Eight EU countries have advocated the use of natural gas and support for investment in natural gas as part of the energy transition to lead Europe to carbon neutrality by 2050, according to Belga Press Agency.
Poland, Bulgaria, the Czech Republic, Greece, Hungary, Lithuania, Romania and Slovakia sent a two-page text to the European Commission and the Council to that effect.
The European Investment Bank has decided to stop financing any new fossil fuel projects, including gas, from 2022 onwards.
The EU itself has not made a decision in its regulation on green investments. In the discussions aimed at establishing a classification of investments according to their contribution to the move away fossil fuels, the place of gas has not been settled yet, though it has not been explicitly excluded from the regulation.

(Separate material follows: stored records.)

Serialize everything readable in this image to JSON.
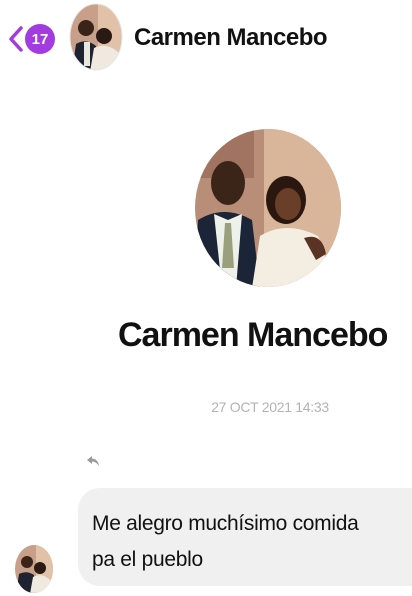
{
  "header": {
    "unread_count": "17",
    "contact_name": "Carmen Mancebo"
  },
  "profile": {
    "name": "Carmen Mancebo"
  },
  "conversation": {
    "timestamp": "27 OCT 2021 14:33",
    "message_lines": [
      "Me alegro muchísimo comida",
      "pa el pueblo"
    ]
  },
  "colors": {
    "accent": "#a23be0",
    "bubble": "#f0f0f0",
    "timestamp": "#b3b3b3"
  },
  "icons": {
    "back": "chevron-left-icon",
    "reply": "reply-icon"
  }
}
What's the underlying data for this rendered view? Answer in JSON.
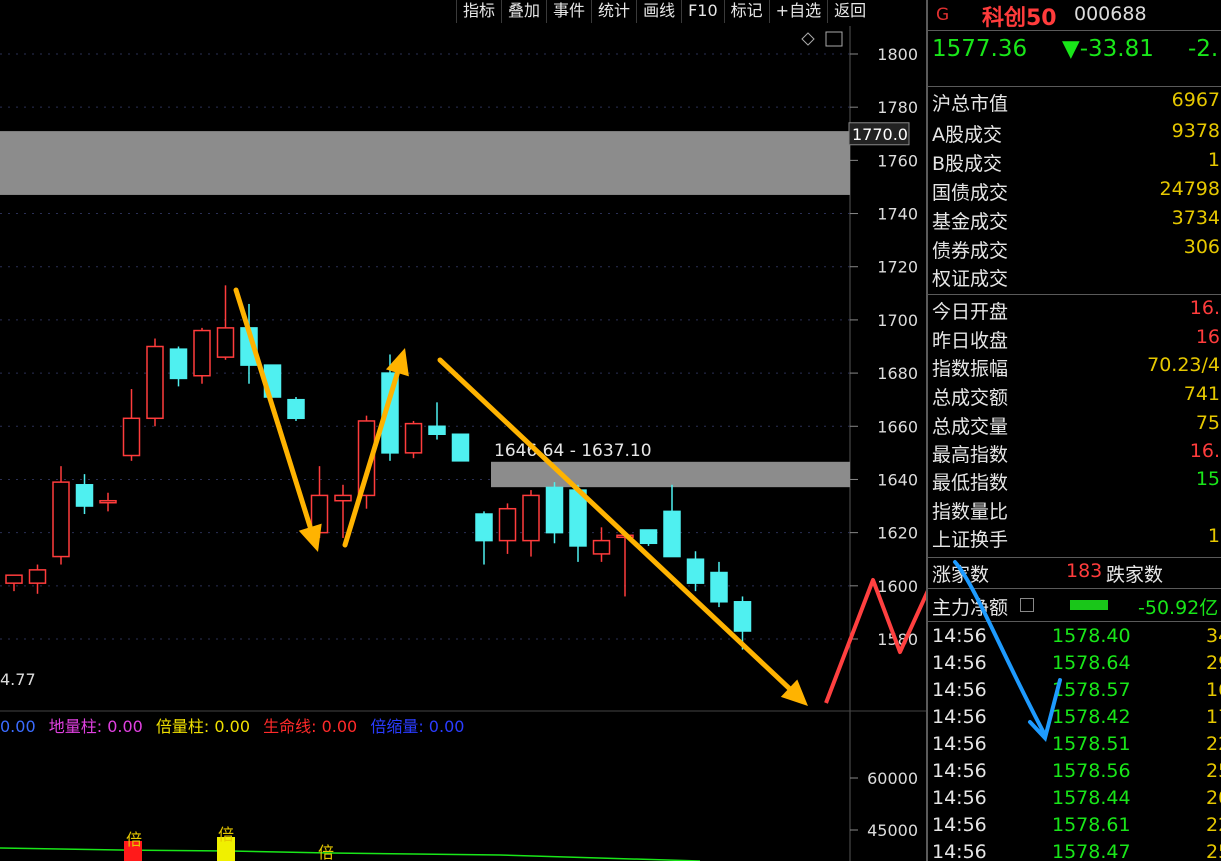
{
  "toolbar": [
    "指标",
    "叠加",
    "事件",
    "统计",
    "画线",
    "F10",
    "标记",
    "+自选",
    "返回"
  ],
  "quote": {
    "g_mark": "G",
    "name": "科创50",
    "code": "000688",
    "price": "1577.36",
    "change": "▼-33.81",
    "pct": "-2."
  },
  "stats": [
    {
      "label": "沪总市值",
      "value": "6967"
    },
    {
      "label": "A股成交",
      "value": "9378"
    },
    {
      "label": "B股成交",
      "value": "1"
    },
    {
      "label": "国债成交",
      "value": "24798"
    },
    {
      "label": "基金成交",
      "value": "3734"
    },
    {
      "label": "债券成交",
      "value": "306"
    },
    {
      "label": "权证成交",
      "value": ""
    },
    {
      "label": "今日开盘",
      "value": "16."
    },
    {
      "label": "昨日收盘",
      "value": "16"
    },
    {
      "label": "指数振幅",
      "value": "70.23/4"
    },
    {
      "label": "总成交额",
      "value": "741"
    },
    {
      "label": "总成交量",
      "value": "75"
    },
    {
      "label": "最高指数",
      "value": "16."
    },
    {
      "label": "最低指数",
      "value": "15"
    },
    {
      "label": "指数量比",
      "value": ""
    },
    {
      "label": "上证换手",
      "value": "1"
    }
  ],
  "advdec": {
    "up_label": "涨家数",
    "up_value": "183",
    "down_label": "跌家数"
  },
  "netflow": {
    "label": "主力净额",
    "value": "-50.92亿"
  },
  "ticks": [
    {
      "t": "14:56",
      "p": "1578.40",
      "v": "34"
    },
    {
      "t": "14:56",
      "p": "1578.64",
      "v": "29"
    },
    {
      "t": "14:56",
      "p": "1578.57",
      "v": "16"
    },
    {
      "t": "14:56",
      "p": "1578.42",
      "v": "17"
    },
    {
      "t": "14:56",
      "p": "1578.51",
      "v": "22"
    },
    {
      "t": "14:56",
      "p": "1578.56",
      "v": "25"
    },
    {
      "t": "14:56",
      "p": "1578.44",
      "v": "20"
    },
    {
      "t": "14:56",
      "p": "1578.61",
      "v": "22"
    },
    {
      "t": "14:56",
      "p": "1578.47",
      "v": "25"
    }
  ],
  "colors": {
    "up": "#ff3c3c",
    "down": "#4ff0f0",
    "accent": "#ffb300",
    "box": "#8c8c8c"
  },
  "chart_data": {
    "type": "candlestick",
    "y_axis_ticks": [
      1800,
      1780,
      1760,
      1740,
      1720,
      1700,
      1680,
      1660,
      1640,
      1620,
      1600,
      1580
    ],
    "ylim": [
      1570,
      1810
    ],
    "price_marker": "1770.0",
    "zone_high": {
      "from": 1747,
      "to": 1771
    },
    "zone_mid": {
      "from": 1637.1,
      "to": 1646.64,
      "label": "1646.64 - 1637.10"
    },
    "left_partial_label": "4.77",
    "candles": [
      {
        "o": 1601,
        "h": 1604,
        "l": 1598,
        "c": 1604
      },
      {
        "o": 1601,
        "h": 1608,
        "l": 1597,
        "c": 1606
      },
      {
        "o": 1611,
        "h": 1645,
        "l": 1608,
        "c": 1639
      },
      {
        "o": 1638,
        "h": 1642,
        "l": 1627,
        "c": 1630
      },
      {
        "o": 1632,
        "h": 1635,
        "l": 1628,
        "c": 1632
      },
      {
        "o": 1649,
        "h": 1674,
        "l": 1647,
        "c": 1663
      },
      {
        "o": 1663,
        "h": 1693,
        "l": 1660,
        "c": 1690
      },
      {
        "o": 1689,
        "h": 1690,
        "l": 1675,
        "c": 1678
      },
      {
        "o": 1679,
        "h": 1697,
        "l": 1676,
        "c": 1696
      },
      {
        "o": 1686,
        "h": 1713,
        "l": 1685,
        "c": 1697
      },
      {
        "o": 1697,
        "h": 1706,
        "l": 1676,
        "c": 1683
      },
      {
        "o": 1683,
        "h": 1683,
        "l": 1671,
        "c": 1671
      },
      {
        "o": 1670,
        "h": 1671,
        "l": 1662,
        "c": 1663
      },
      {
        "o": 1620,
        "h": 1645,
        "l": 1618,
        "c": 1634
      },
      {
        "o": 1632,
        "h": 1638,
        "l": 1618,
        "c": 1634
      },
      {
        "o": 1634,
        "h": 1664,
        "l": 1629,
        "c": 1662
      },
      {
        "o": 1680,
        "h": 1687,
        "l": 1647,
        "c": 1650
      },
      {
        "o": 1650,
        "h": 1662,
        "l": 1648,
        "c": 1661
      },
      {
        "o": 1660,
        "h": 1669,
        "l": 1655,
        "c": 1657
      },
      {
        "o": 1657,
        "h": 1657,
        "l": 1647,
        "c": 1647
      },
      {
        "o": 1627,
        "h": 1628,
        "l": 1608,
        "c": 1617
      },
      {
        "o": 1617,
        "h": 1631,
        "l": 1612,
        "c": 1629
      },
      {
        "o": 1617,
        "h": 1636,
        "l": 1611,
        "c": 1634
      },
      {
        "o": 1637,
        "h": 1639,
        "l": 1616,
        "c": 1620
      },
      {
        "o": 1636,
        "h": 1638,
        "l": 1609,
        "c": 1615
      },
      {
        "o": 1612,
        "h": 1622,
        "l": 1609,
        "c": 1617
      },
      {
        "o": 1619,
        "h": 1620,
        "l": 1596,
        "c": 1619
      },
      {
        "o": 1621,
        "h": 1621,
        "l": 1615,
        "c": 1616
      },
      {
        "o": 1628,
        "h": 1638,
        "l": 1611,
        "c": 1611
      },
      {
        "o": 1610,
        "h": 1613,
        "l": 1598,
        "c": 1601
      },
      {
        "o": 1605,
        "h": 1609,
        "l": 1592,
        "c": 1594
      },
      {
        "o": 1594,
        "h": 1596,
        "l": 1576,
        "c": 1583
      }
    ],
    "indicator_legend": [
      {
        "text": "0.00",
        "color": "#3b6cff"
      },
      {
        "text": "地量柱: 0.00",
        "color": "#e040e0"
      },
      {
        "text": "倍量柱: 0.00",
        "color": "#f0e000"
      },
      {
        "text": "生命线: 0.00",
        "color": "#ff2a2a"
      },
      {
        "text": "倍缩量: 0.00",
        "color": "#2a3cff"
      }
    ],
    "volume_axis_ticks": [
      60000,
      45000
    ],
    "volume_marker_label": "倍"
  }
}
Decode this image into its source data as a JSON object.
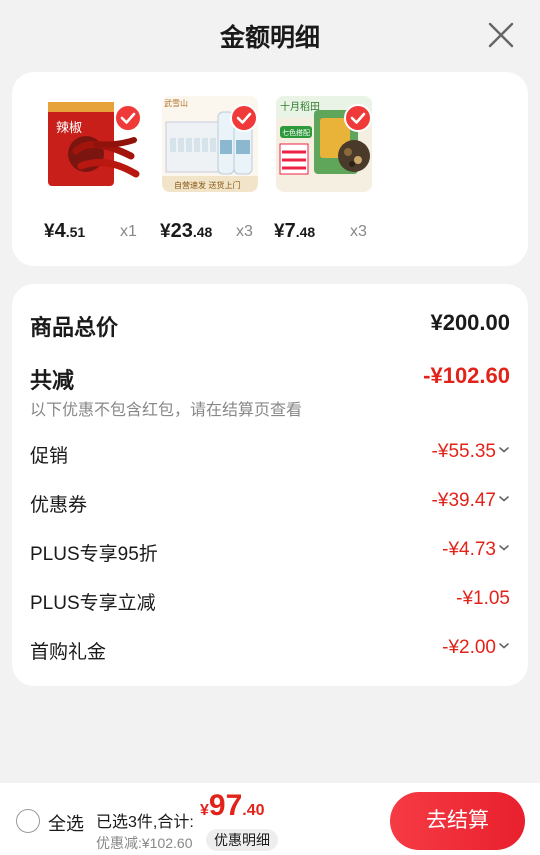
{
  "header": {
    "title": "金额明细"
  },
  "products": [
    {
      "price_int": "4",
      "price_dec": ".51",
      "qty": "x1",
      "thumb_text": "辣椒",
      "brand_label": ""
    },
    {
      "price_int": "23",
      "price_dec": ".48",
      "qty": "x3",
      "thumb_text": "自营速发 送货上门",
      "brand_label": "武雪山"
    },
    {
      "price_int": "7",
      "price_dec": ".48",
      "qty": "x3",
      "thumb_text": "十月稻田",
      "brand_label": "七色搭配"
    }
  ],
  "currency": "¥",
  "summary": {
    "total_label": "商品总价",
    "total_value": "¥200.00",
    "reduce_label": "共减",
    "reduce_value": "-¥102.60",
    "note": "以下优惠不包含红包，请在结算页查看",
    "details": [
      {
        "label": "促销",
        "value": "-¥55.35",
        "expandable": true
      },
      {
        "label": "优惠券",
        "value": "-¥39.47",
        "expandable": true
      },
      {
        "label": "PLUS专享95折",
        "value": "-¥4.73",
        "expandable": true
      },
      {
        "label": "PLUS专享立减",
        "value": "-¥1.05",
        "expandable": false
      },
      {
        "label": "首购礼金",
        "value": "-¥2.00",
        "expandable": true
      }
    ]
  },
  "bottom": {
    "select_all": "全选",
    "selected_text": "已选3件,合计:",
    "price_int": "97",
    "price_dec": ".40",
    "discount_text": "优惠减:¥102.60",
    "detail_label": "优惠明细",
    "checkout_label": "去结算"
  },
  "colors": {
    "accent": "#e2231a",
    "check": "#f03a3a"
  }
}
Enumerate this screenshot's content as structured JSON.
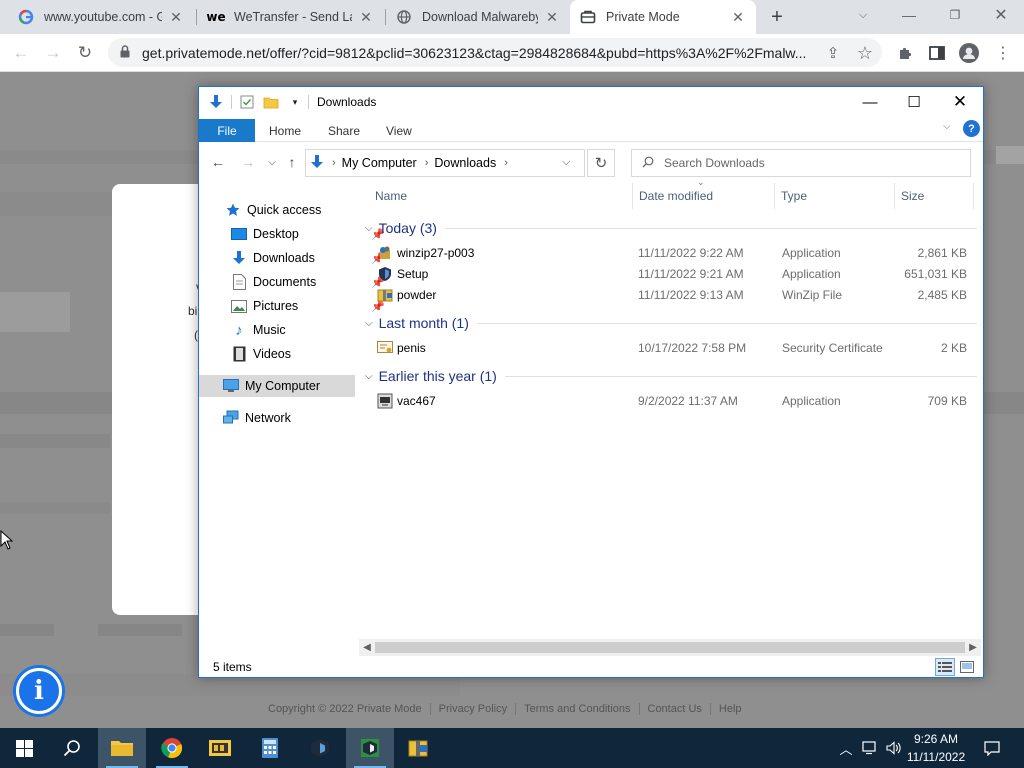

The eight countries in question consider natural gas to be “an important source of back-up and balance,” allowing time to develop renewable energies and to adapt the electricity grid.
“It is essential to maintain EU support and financial assistance for the development of gas infrastructure through a favourable framework, structural funds and investment loans,” they argued, as there is otherwise a risk, in their view, that the cost of the transition and energy prices for consumers would soar.
The Brussels Times